Consider Paul Verhaeghe’s discussion of neoliberalism, social Darwinism and the fallacy of meritocracy. (From Verhaeghe’s excellent What About Me? The Struggle for Identity in a Market Based Society):
“The analogy is plain to see: just like social Darwinism, neo-liberal meritocracy is aimed at ‘survival of the fittest’. whereby the best get precedence and the rest are selectively removed…Crucially, social Darwinism also discounted such factors as upbringing, social class, and, more broadly, environmental influences. Only factors determined by heredity were deemed important. If you replace genes with talent, the similarity is clear: it’s all down to the individual; effort and innate characteristics will allow him or her to succeed.” (Emphasis added.)
The current zeitgeist of market fundamentalism erases all factors outside of the individual, which now makes it safe for the right to focus so much on the language of opportunity. (E.g., Michigan Governor Snyder’s recent State of the State’s theme of “A River of Opportunity.”) I don’t think anyone is going to argue against opportunity, but it’s important to understand how it is used and what it can hide. Opportunity is a word that faces forward into the future. Opportunity says that we all need the same options as we progress. The problem with this is it erases the past, as if the starting point for this opportunity is equal. And if we are focusing on the individual- if we take away the context that each individual exists within as if this context is irrelevant- then opportunity sounds great. If two people of equal social capital start at the same point, then they both have the same opportunity for success. Right? (If you haven’t yet, please read Ira Socol’s relevant thoughts on how this plays out in education via the language of “grit.”)
Of course, context can’t be erased. If we don’t consider how context and social conditions affect the starting line for opportunity, then we simply propagate the privilege of those who already have a head start. If we only consider opportunity from the standpoint of the individual, then we can continue to blame individuals for their poverty, for their lack of success.

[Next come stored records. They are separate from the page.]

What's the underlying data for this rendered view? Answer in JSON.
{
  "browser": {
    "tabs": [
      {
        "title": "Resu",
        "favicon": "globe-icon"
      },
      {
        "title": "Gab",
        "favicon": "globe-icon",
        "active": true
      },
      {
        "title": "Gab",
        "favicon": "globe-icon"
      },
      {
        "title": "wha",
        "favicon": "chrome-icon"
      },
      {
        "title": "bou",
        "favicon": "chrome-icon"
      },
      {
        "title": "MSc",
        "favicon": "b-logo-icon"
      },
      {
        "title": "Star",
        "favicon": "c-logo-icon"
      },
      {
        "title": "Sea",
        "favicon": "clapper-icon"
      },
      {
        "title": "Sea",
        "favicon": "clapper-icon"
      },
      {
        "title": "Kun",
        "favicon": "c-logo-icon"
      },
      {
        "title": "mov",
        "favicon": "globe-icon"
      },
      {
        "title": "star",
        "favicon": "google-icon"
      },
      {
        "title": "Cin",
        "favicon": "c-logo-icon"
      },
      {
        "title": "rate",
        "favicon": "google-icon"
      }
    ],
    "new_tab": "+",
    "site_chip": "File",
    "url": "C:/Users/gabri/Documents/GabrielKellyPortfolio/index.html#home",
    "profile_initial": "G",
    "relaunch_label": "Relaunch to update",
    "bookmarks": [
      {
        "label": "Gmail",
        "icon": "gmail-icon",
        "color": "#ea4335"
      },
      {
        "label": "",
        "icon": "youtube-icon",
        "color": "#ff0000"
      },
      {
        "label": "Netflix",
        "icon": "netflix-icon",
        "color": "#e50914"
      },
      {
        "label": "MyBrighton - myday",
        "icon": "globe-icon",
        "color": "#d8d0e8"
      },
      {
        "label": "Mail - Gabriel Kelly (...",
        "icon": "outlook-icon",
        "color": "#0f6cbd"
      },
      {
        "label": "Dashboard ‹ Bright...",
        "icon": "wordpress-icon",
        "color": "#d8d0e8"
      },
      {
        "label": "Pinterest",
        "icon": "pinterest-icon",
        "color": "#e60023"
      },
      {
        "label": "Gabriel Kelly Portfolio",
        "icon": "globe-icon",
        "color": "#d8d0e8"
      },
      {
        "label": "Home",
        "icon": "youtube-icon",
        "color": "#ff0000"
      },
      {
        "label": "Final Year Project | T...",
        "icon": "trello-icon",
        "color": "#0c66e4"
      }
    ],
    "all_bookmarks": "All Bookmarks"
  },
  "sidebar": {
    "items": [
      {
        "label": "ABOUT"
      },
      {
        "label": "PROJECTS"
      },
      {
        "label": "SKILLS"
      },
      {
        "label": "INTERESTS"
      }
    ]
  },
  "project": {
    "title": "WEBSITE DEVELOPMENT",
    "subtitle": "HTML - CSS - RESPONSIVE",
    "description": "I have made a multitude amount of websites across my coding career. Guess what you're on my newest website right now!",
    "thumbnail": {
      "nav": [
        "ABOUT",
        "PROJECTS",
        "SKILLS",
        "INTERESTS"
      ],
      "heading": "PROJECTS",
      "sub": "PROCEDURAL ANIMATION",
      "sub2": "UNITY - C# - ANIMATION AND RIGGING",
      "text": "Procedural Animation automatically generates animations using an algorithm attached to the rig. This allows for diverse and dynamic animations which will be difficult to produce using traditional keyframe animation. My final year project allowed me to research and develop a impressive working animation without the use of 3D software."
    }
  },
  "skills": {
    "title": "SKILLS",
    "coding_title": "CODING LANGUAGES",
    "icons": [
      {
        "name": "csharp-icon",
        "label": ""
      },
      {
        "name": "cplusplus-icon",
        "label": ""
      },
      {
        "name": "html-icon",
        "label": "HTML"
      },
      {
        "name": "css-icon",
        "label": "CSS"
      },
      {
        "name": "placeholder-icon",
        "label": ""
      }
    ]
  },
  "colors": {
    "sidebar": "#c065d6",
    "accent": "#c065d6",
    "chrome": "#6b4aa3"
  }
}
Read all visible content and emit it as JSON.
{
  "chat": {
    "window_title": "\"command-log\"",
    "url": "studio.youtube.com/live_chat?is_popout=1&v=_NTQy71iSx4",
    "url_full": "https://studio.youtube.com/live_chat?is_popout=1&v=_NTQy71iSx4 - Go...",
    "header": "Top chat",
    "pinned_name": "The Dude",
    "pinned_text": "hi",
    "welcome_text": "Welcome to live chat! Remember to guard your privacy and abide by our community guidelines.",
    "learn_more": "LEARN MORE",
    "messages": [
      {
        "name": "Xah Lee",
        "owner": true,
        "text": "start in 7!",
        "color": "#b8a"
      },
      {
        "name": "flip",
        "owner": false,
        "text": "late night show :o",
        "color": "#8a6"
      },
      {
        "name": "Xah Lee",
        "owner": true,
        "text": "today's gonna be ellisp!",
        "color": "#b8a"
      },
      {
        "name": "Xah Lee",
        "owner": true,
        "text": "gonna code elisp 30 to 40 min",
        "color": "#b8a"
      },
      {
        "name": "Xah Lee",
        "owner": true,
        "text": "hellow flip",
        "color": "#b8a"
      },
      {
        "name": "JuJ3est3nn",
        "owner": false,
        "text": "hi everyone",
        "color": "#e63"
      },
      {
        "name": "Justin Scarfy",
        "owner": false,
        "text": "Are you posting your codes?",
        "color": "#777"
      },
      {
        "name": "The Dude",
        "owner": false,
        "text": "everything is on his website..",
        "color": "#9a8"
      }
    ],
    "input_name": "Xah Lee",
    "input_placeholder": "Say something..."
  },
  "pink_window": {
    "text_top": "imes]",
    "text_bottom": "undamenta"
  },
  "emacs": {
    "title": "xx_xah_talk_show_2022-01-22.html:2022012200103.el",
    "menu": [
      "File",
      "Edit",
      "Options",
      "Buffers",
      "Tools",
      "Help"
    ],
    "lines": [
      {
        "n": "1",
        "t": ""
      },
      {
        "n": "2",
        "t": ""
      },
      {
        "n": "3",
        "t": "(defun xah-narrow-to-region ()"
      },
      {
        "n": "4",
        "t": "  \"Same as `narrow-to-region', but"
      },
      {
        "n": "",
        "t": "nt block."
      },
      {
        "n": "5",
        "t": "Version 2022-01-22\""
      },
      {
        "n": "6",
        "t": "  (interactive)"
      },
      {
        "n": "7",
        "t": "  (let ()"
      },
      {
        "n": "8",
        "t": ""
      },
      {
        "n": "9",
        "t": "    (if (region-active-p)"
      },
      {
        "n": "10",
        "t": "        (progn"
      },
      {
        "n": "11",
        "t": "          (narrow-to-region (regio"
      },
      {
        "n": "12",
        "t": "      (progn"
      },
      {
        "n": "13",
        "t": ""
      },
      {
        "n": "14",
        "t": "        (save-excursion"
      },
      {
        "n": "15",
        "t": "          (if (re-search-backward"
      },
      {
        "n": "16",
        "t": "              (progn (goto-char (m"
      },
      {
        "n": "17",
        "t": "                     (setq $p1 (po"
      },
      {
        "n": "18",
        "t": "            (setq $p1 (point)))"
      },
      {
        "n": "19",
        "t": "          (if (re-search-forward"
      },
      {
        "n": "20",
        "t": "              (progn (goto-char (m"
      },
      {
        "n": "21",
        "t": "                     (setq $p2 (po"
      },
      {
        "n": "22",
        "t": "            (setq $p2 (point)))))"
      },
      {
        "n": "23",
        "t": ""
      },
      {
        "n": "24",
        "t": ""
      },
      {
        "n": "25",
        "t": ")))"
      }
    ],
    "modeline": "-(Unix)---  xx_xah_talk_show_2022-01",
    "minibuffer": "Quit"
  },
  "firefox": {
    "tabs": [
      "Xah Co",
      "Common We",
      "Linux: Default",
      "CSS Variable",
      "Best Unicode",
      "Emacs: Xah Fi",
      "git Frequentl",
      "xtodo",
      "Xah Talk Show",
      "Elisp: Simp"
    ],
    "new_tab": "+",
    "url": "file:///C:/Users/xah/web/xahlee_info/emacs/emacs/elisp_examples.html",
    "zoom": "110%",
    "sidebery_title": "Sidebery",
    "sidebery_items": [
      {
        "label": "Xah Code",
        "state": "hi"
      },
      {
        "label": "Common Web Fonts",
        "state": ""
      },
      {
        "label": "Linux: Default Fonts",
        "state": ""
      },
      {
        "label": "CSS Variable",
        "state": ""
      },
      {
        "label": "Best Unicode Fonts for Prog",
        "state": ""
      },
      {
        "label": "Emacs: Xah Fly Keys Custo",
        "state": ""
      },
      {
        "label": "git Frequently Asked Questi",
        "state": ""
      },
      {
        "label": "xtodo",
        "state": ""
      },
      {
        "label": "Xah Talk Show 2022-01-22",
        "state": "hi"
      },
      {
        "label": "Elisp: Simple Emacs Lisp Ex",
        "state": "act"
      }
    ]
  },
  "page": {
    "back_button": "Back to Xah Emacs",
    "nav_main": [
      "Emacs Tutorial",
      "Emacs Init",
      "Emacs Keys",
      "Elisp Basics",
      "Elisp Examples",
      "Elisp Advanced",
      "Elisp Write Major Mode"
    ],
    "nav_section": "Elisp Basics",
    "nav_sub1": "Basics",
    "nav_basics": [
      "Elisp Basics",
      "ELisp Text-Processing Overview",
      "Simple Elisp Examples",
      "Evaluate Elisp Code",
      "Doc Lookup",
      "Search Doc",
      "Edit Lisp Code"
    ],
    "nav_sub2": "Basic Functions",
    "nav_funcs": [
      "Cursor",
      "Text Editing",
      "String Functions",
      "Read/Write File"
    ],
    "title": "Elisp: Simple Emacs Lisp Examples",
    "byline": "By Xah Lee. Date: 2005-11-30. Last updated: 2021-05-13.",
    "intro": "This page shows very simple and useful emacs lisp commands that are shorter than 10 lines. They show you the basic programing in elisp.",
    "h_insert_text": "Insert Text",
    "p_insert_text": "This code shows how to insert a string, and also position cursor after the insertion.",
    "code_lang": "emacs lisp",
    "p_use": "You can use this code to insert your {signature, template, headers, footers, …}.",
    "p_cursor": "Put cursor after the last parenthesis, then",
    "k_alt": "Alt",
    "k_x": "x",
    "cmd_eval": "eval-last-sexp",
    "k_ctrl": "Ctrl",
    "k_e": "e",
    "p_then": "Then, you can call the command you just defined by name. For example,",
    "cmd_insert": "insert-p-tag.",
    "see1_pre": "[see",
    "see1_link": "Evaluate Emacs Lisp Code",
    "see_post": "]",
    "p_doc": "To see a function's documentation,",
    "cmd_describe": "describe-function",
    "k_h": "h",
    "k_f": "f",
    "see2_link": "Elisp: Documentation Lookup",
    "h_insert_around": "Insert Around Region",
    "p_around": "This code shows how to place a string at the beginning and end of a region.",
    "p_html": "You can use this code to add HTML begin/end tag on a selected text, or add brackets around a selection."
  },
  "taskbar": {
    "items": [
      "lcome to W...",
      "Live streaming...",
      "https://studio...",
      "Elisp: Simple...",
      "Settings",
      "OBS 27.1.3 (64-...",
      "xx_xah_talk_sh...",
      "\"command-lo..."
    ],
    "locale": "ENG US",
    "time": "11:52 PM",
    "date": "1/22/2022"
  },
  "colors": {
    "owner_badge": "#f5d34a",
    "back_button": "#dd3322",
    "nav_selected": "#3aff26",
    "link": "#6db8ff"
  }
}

Ponder the case of Wisconsin Senator Paul Ryan, who has taken on the mantle of being a champion for the poor and a brand new promoter of opportunity. What does that look like in terms of actual policy recommendations?
“On the Republican side, Rep. Paul Ryan (Wis.) has taken the lead in arguing that conservatives should focus on opportunity. But his approach largely consists of cuts to the safety net…Helping the poor by cutting the programs they rely on is, to say the least, a risky theory of uplift. It’s easier to see what Ryan’s plan does to impede sufficiency of opportunity than to spread it…This is why it’s wise to keep debates about principle grounded in actual policies. Changing principles requires little more than changing rhetoric. It’s the policy where you can see if anything is actually different.” (From No One Really Believes in Equality of Opportunity.)
In other words, in spite of the rhetoric, and in the words of the great educational philosopher David Byrne, it’s the same as it ever was.
Verhaeghe provides exactly the lens needed in order to understand how this is analogous to the way “achievement data” functions. Achievement data is put forward as an objective means of measuring learning. In fact, it simply is a marker of privilege that is used to reinforce privilege.
“This analogy exposes the weak spot in the reasoning. Social Darwinism and neo-liberal meritocracy create the impression that they favour the individual who is naturally the best. He or she would have made it anyway; we are just giving nature a helping hand to speed the ‘fittest’ up the ladder. But the reality is somewhat different. Both social Darwinists and meritocratists themselves determine who is the ‘fittest’ and, crucially, how that is to be measured. In practice, they create an increasingly narrow version of reality, while claiming that they promote ‘natural’ winners. They then preserve that ‘reality’ by systematically favouring those winners, thus keeping them on top. The fact that they remain there is advanced to prove the validity of this approach.
…on the basis of figures, decisions are made over people’s heads. And ultimately, those figures create the reality on which they are supposedly based.” (Emphasis added)
Achievement data measures a reality as a means of recreating it. Whose opportunity is that?